On April 25, 1866 in Columbus, Mississippi, four women met in Friendship Cemetery and laid wreaths of flowers upon the graves of the Confederate soldiers laid to rest there. After the women tended to the graves of the Confederate soldiers the women then placed magnolia blossoms upon the graves of the Union soldiers who were laid to rest nearby, their former enemies. A group of Union soldiers would look on as the women finished all forty of the graves.
Word of the deeds of these women quickly spread across a nation. Humbled by the gesture of the women of Columbus, Horace Greely the editor of the New York Tribune wrote and glowing tribute in an editorial where he said:

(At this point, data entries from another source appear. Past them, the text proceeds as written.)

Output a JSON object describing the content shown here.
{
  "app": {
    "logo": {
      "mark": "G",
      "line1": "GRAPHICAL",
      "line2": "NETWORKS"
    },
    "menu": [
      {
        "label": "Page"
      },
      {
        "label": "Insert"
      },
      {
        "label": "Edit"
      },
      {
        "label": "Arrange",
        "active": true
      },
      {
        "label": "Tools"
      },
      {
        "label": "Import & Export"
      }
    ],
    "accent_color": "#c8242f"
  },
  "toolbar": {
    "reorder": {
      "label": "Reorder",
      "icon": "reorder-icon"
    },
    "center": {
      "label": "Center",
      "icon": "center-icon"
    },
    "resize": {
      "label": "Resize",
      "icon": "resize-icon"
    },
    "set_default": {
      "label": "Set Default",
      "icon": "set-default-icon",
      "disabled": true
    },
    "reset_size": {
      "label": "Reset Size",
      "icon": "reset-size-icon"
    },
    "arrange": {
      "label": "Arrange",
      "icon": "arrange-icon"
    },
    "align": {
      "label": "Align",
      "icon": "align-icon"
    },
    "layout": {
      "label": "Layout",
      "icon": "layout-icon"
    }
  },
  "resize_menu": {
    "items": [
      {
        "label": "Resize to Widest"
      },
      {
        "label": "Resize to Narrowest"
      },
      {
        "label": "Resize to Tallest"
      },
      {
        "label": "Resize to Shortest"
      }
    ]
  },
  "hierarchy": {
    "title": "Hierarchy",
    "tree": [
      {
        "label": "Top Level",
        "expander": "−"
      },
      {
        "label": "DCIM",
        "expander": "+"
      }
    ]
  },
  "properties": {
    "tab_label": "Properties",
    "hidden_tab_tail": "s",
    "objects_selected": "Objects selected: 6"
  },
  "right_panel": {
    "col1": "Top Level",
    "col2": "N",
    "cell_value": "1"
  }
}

"The women of Columbus, Mississippi, have shown themselves impartial in their offerings to the memory of the dead. They strewed flowers alike on the graves of the Confederate and of the National soldiers."

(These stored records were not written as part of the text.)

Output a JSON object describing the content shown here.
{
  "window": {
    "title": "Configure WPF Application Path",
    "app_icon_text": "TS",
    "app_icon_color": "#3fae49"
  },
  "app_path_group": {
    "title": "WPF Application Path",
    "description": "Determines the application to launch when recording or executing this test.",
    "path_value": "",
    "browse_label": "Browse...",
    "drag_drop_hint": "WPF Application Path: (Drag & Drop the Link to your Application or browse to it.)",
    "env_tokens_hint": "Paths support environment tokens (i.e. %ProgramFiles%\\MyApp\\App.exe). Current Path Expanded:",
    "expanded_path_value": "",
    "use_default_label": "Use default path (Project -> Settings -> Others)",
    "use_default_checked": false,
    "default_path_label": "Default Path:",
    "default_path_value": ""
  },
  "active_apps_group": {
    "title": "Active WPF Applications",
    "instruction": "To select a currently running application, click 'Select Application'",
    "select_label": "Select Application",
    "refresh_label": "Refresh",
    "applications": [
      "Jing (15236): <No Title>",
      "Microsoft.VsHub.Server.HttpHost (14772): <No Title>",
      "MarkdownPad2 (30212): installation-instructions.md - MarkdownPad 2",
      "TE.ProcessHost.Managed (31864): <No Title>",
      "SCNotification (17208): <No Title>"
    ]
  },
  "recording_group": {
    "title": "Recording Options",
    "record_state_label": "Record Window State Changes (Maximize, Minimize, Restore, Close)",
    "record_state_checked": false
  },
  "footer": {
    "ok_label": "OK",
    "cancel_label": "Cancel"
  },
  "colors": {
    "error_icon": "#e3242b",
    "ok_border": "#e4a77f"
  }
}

The unprejudiced acts of the women from Columbus would lead to widespread interest in impartial offerings to the memory of the dead and this "healing touch for a nation" would later become known as Memorial Day, a day of remembrance for those who have died in our nation's service.
It is profoundly important to emphasize the impartiality of this solemn occasion, a day when differences are to be put aside for a nation to come together as one and pay homage to those who have given the ultimate sacrifice in defense of freedom.
It is also of importance to state what this day is not about. It is not a time for partisian politics or a time to convolute the meaning of "supporting the troops" to suit your own political agenda and that is why I find the actions of people like John Edwards utterly repulsive.
Where is the earnest gesture of humility? To misuse this occasion as an opportunity to instigate others to "take action" supportive of their own political agenda is a mark of disrepect. One that I could never have imagined that a Presidential hopeful would undertake.
"There is a time and a place for everything" it is an eternal aphorism that represents a "compass of morality", one that is meant to guide us in our daily lives. One that guided the women of Columbus, Mississippi and one that John Edwards seems to be without.